Mr. DiCaprio, with his movie star status, can stand still and be Jay Gatsby for both have money, power and mystery. But Mr. DiCaprio, just as Mr. Maguire, has boyish features in his face that the lines of experience have been powerless to evict. It is a hindrance when Mr. DiCaprio has to portray men who have to look danger in the eye (e.g. "Gangs of New York," "The Aviator," "Blood Diamond") but in "The Great Gatsby" it fits the character rather nicely. When Nick first meets Gatsby, Gatsby’s a free-wheeling millionaire playboy. When Gatsby reveals his desire for Daisy Mr. DiCaprio turns him into a young school boy going on his first date. Gatsby glows with love when he is finally reunited with her. But when that love is threatened we can see a dark transformation come over Gatsby. It is a wonderful performance by Mr. DiCaprio, from being the loving, long lost love of Daisy Buchanan to a disillusioned loner.

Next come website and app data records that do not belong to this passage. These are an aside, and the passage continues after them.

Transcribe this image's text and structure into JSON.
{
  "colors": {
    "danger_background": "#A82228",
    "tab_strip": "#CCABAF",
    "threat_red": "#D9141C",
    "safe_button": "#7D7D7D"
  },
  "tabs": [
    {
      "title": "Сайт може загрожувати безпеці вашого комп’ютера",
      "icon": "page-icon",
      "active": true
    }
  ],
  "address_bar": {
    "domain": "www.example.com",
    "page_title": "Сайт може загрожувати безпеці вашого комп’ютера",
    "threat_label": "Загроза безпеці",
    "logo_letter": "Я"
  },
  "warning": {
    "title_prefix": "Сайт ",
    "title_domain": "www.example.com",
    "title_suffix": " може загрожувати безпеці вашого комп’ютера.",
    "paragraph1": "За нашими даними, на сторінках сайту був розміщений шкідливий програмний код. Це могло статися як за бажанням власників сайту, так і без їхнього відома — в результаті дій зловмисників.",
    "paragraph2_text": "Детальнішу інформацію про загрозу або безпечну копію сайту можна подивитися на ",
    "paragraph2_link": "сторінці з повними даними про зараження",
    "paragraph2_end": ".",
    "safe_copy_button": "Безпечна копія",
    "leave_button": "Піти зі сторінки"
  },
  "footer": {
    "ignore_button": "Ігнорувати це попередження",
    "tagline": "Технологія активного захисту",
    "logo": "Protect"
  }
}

Mr. Luhrmann has surrounded Mr. DiCaprio with a cast that could fit into anyone’s ideal image of the characters they have conjured up while reading the novel. Ms. Mulligan is Daisy. She is a young woman whose only hobby is to milk the days away in leisure while giving Tom the occasional headache whenever his mistresses invade her space. That is the extent of her life until Gatsby re-enters it. Ms. Mulligan bounces about in giddy excitement from once again being able to taste young love. But there is a limit that Daisy’s intellect and courage can handle. Faced with a choice that could release her from her serenity her lack of fearlessness keeps her anchored. Ms. Mulligan has the charm and the radiance of life that makes Daisy lovable but when the heat turns up the actress shows us the iceberg that makes up her soul. As Tom, Mr. Edgerton gives the least developed character some spice. Doing his best Richard Burton impression Mr. Edgerton intensifies the heart rate of the scenes he’s in and turns a cad credible when he competes for Daisy’s loyalty with Gatsby.

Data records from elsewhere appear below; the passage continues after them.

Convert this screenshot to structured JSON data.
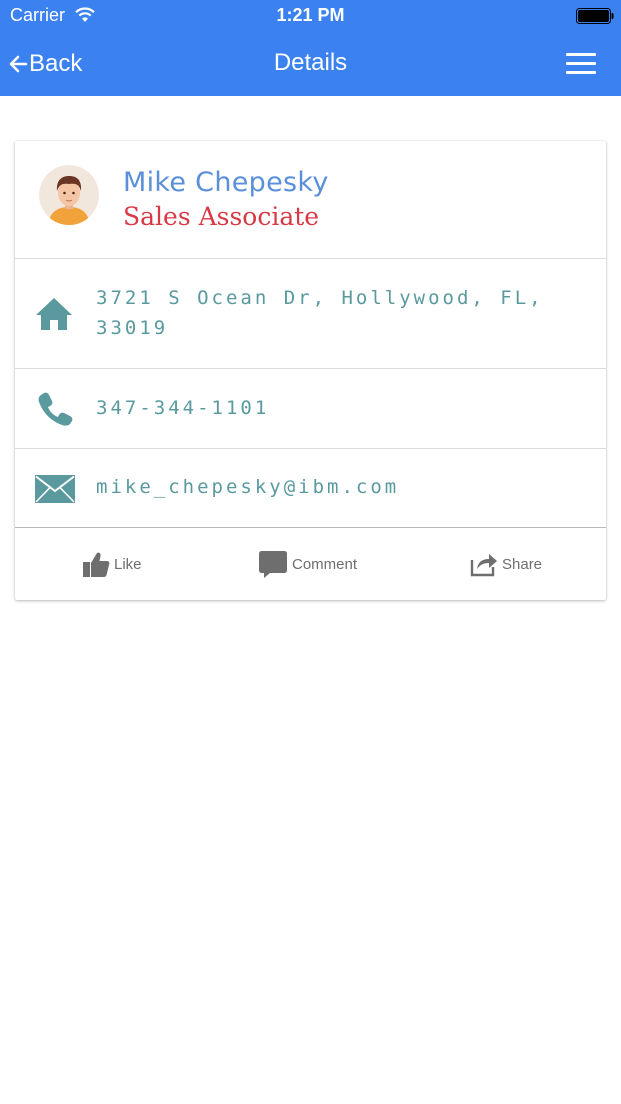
{
  "status_bar": {
    "carrier": "Carrier",
    "time": "1:21 PM"
  },
  "nav": {
    "back_label": "Back",
    "title": "Details"
  },
  "contact": {
    "name": "Mike Chepesky",
    "title": "Sales Associate",
    "address": "3721 S Ocean Dr, Hollywood, FL, 33019",
    "phone": "347-344-1101",
    "email": "mike_chepesky@ibm.com"
  },
  "actions": {
    "like": "Like",
    "comment": "Comment",
    "share": "Share"
  },
  "colors": {
    "header_bg": "#3b82f0",
    "name": "#5b8fd9",
    "job_title": "#d83a45",
    "info_text": "#5a9a9e",
    "icon": "#5a9a9e",
    "action": "#6e6e6e"
  }
}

This fine enactment of "The Great Gatsby" is done on a colorful canvas that Mr. Luhrmann has painted. In all of Mr. Luhrmann’s movies, and this one is no exception, he flexes every muscle in the canon of filmmaking. From rich color palates to camera movements to new arraignments of contemporary pop songs to imaginative production designs there is no mistaking that one is watching a movie extravaganza and that is not a negative. Mr. Luhrmann who is gifted with an imaginative visual style uses Fitzgerald’s visual prose as a blueprint from the breeze filled curtains during Daisy’s introduction to the menacing eyes in the expired ophthalmologist advertisement on a decrepit billboard. The making of this movie in three dimensions is another toy you can feel Mr. Luhrmann enjoyed playing with.
But the joy Mr. Luhrmann had from making "The Great Gatsby" can be felt through the story that explores familiar territory for the filmmaker ("Romeo + Juliet", "Moulin Rouge!"). That is a protagonist who goes after love but once they obtain it find that it is too slippery an object to hold on to. Mr. Luhrmann is still unable to find a character who can capture love and we are better off for it.